This issue’s review articles tackle the issue of “Conflict and Decay” through an array of topics. Kristen Flint talks about the pros and cons of biodegradable plastic. Mackenzie Foley describes potential new dangers with genetically engineered bioweapons. Barry Chen’s article studies the utility of computer forensics at the intersection of science and law. Xiongfei Zhang addresses recent advances in DNA analysis for archaic genomic sequencing. A discussion on the effect of climate change on the decline of Mayan civilization can be found in Na Eun Oh’s article on climate history. Stephanie Alden has written a review on the remarkable story of the Berlin Patient. Shinri Kamei examines the history of nuclear technology in the military. Finally, Danny Wong investigates whether physician-assisted suicide is legally and ethically justifiable.
Our faculty interview of this issue features Paula Sundstrom, Ph.D., a Professor of Microbiology and Immunology at the Geisel School of Medicine. Dr. Sundstrom’s research interests focus on the molecular mechanisms of fungal pathogenesis in candidiasis, the most common fungal infection in humans.
In addition, we are excited to announce that we are now accepting submissions from students at fellow undergraduate institutions. In this issue, we feature two external submissions. In a review article, Brown Univesrity student Michael Yanagisawa describes the topic of biomimicry inspired from the self-cleaning mechanism of the lotus leaf. In another review article, Riyad Seervai, also of Brown University, summarizes the progress in unveiling sexual reproduction and gametogenesis in Saccharomyces cerevisiae. We look forward to featuring more external articles from undergraduates in our future publications.
Finally, we have recently re-launched our website, “DUJS Online,” which is now updated several times a week. We are also proud to announce the creation of a new comic series, “Interdisciplinary Studies,” which draws out “what-if?” scenarios of famous scientists throughout history. Inspired by members of the DUJS and drawn by Jenny Liu, a talented Dartmouth freshman, this comic will sure to pique your scientific interests and tickle your funny bone.

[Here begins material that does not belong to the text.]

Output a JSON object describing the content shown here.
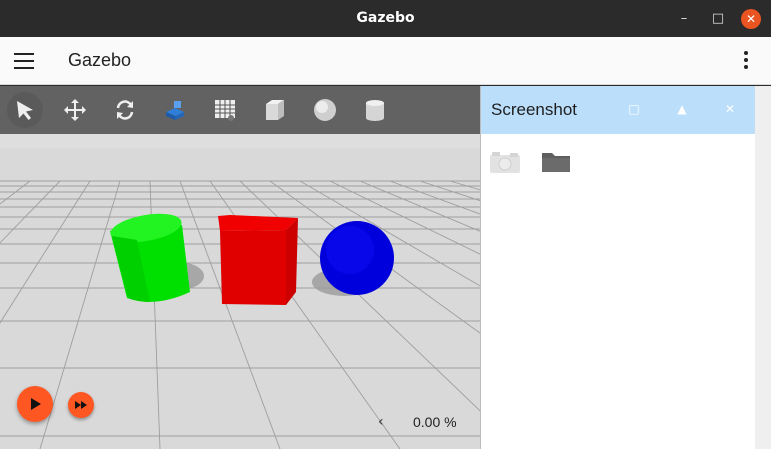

Thank you for reading the DUJS, and we hope you enjoy this issue.
The DUJS Editorial Board